■ WHAT YOU SHOULD DO: Nothing but the text should be carried over: reproduce all the data exactly and leave out every image.

----

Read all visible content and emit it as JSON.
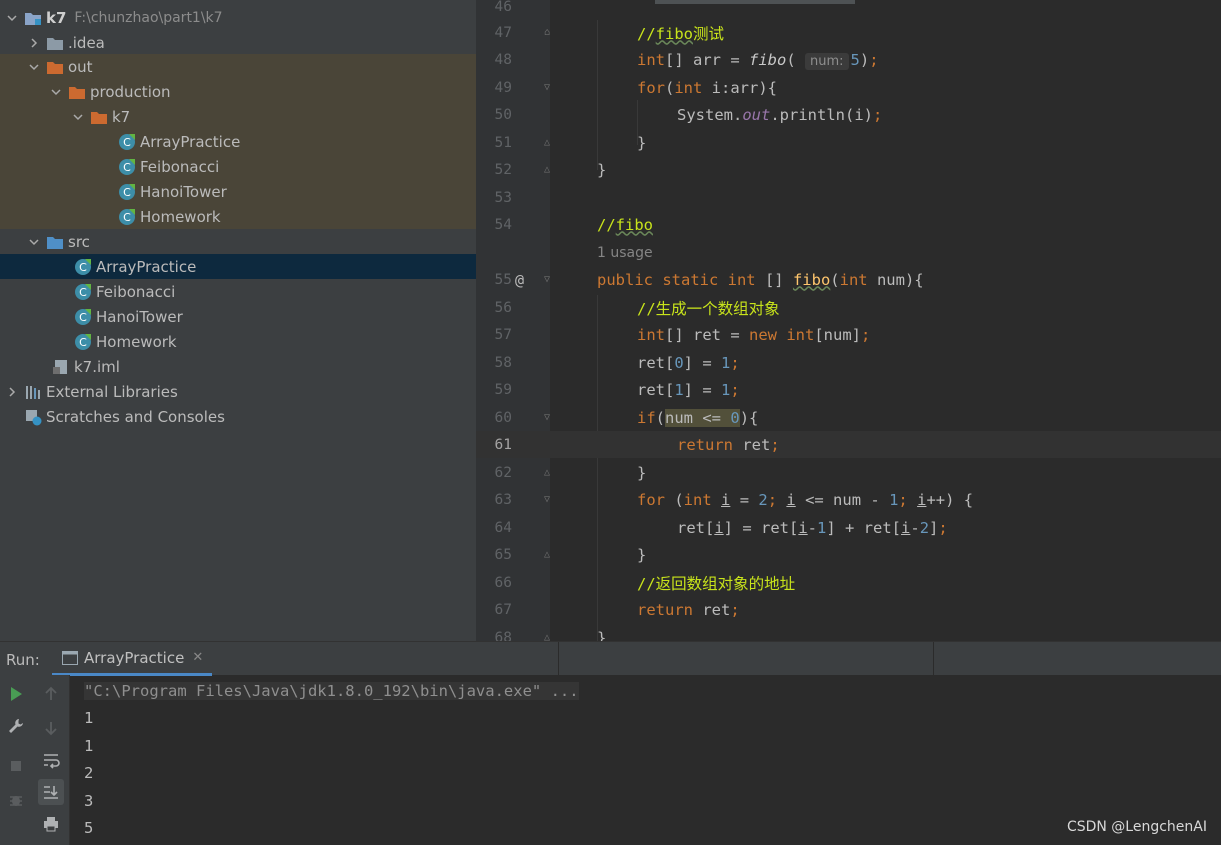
{
  "project_tree": {
    "root": {
      "name": "k7",
      "path": "F:\\chunzhao\\part1\\k7"
    },
    "idea": ".idea",
    "out": "out",
    "production": "production",
    "out_k7": "k7",
    "out_classes": [
      "ArrayPractice",
      "Feibonacci",
      "HanoiTower",
      "Homework"
    ],
    "src": "src",
    "src_classes": [
      "ArrayPractice",
      "Feibonacci",
      "HanoiTower",
      "Homework"
    ],
    "iml": "k7.iml",
    "external_libraries": "External Libraries",
    "scratches": "Scratches and Consoles",
    "selected": "ArrayPractice"
  },
  "editor": {
    "current_line": "61",
    "usage_hint": "1 usage",
    "param_hint": "num:",
    "lines": [
      {
        "n": "46"
      },
      {
        "n": "47",
        "comment_a": "//",
        "comment_b": "fibo",
        "comment_c": "测试"
      },
      {
        "n": "48"
      },
      {
        "n": "49"
      },
      {
        "n": "50"
      },
      {
        "n": "51"
      },
      {
        "n": "52"
      },
      {
        "n": "53"
      },
      {
        "n": "54",
        "comment_a": "//",
        "comment_b": "fibo"
      },
      {
        "n": "55"
      },
      {
        "n": "56",
        "comment": "//生成一个数组对象"
      },
      {
        "n": "57"
      },
      {
        "n": "58"
      },
      {
        "n": "59"
      },
      {
        "n": "60"
      },
      {
        "n": "61"
      },
      {
        "n": "62"
      },
      {
        "n": "63"
      },
      {
        "n": "64"
      },
      {
        "n": "65"
      },
      {
        "n": "66",
        "comment": "//返回数组对象的地址"
      },
      {
        "n": "67"
      },
      {
        "n": "68"
      }
    ]
  },
  "run_panel": {
    "label": "Run:",
    "tab": "ArrayPractice",
    "command": "\"C:\\Program Files\\Java\\jdk1.8.0_192\\bin\\java.exe\" ...",
    "output": [
      "1",
      "1",
      "2",
      "3",
      "5"
    ]
  },
  "watermark": "CSDN @LengchenAI",
  "colors": {
    "keyword": "#cc7832",
    "comment": "#c8e31b",
    "number": "#6897bb",
    "selection": "#0d293e",
    "excluded_bg": "#4a4538"
  }
}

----

■ WRITTEN RESPONSE:
Read all visible content and emit it as JSON.
{
  "project_tree": {
    "root": {
      "name": "k7",
      "path": "F:\\chunzhao\\part1\\k7"
    },
    "idea": ".idea",
    "out": "out",
    "production": "production",
    "out_k7": "k7",
    "out_classes": [
      "ArrayPractice",
      "Feibonacci",
      "HanoiTower",
      "Homework"
    ],
    "src": "src",
    "src_classes": [
      "ArrayPractice",
      "Feibonacci",
      "HanoiTower",
      "Homework"
    ],
    "iml": "k7.iml",
    "external_libraries": "External Libraries",
    "scratches": "Scratches and Consoles",
    "selected": "ArrayPractice"
  },
  "editor": {
    "current_line": "61",
    "usage_hint": "1 usage",
    "param_hint": "num:",
    "lines": [
      {
        "n": "46"
      },
      {
        "n": "47",
        "comment_a": "//",
        "comment_b": "fibo",
        "comment_c": "测试"
      },
      {
        "n": "48"
      },
      {
        "n": "49"
      },
      {
        "n": "50"
      },
      {
        "n": "51"
      },
      {
        "n": "52"
      },
      {
        "n": "53"
      },
      {
        "n": "54",
        "comment_a": "//",
        "comment_b": "fibo"
      },
      {
        "n": "55"
      },
      {
        "n": "56",
        "comment": "//生成一个数组对象"
      },
      {
        "n": "57"
      },
      {
        "n": "58"
      },
      {
        "n": "59"
      },
      {
        "n": "60"
      },
      {
        "n": "61"
      },
      {
        "n": "62"
      },
      {
        "n": "63"
      },
      {
        "n": "64"
      },
      {
        "n": "65"
      },
      {
        "n": "66",
        "comment": "//返回数组对象的地址"
      },
      {
        "n": "67"
      },
      {
        "n": "68"
      }
    ]
  },
  "run_panel": {
    "label": "Run:",
    "tab": "ArrayPractice",
    "command": "\"C:\\Program Files\\Java\\jdk1.8.0_192\\bin\\java.exe\" ...",
    "output": [
      "1",
      "1",
      "2",
      "3",
      "5"
    ]
  },
  "watermark": "CSDN @LengchenAI",
  "colors": {
    "keyword": "#cc7832",
    "comment": "#c8e31b",
    "number": "#6897bb",
    "selection": "#0d293e",
    "excluded_bg": "#4a4538"
  }
}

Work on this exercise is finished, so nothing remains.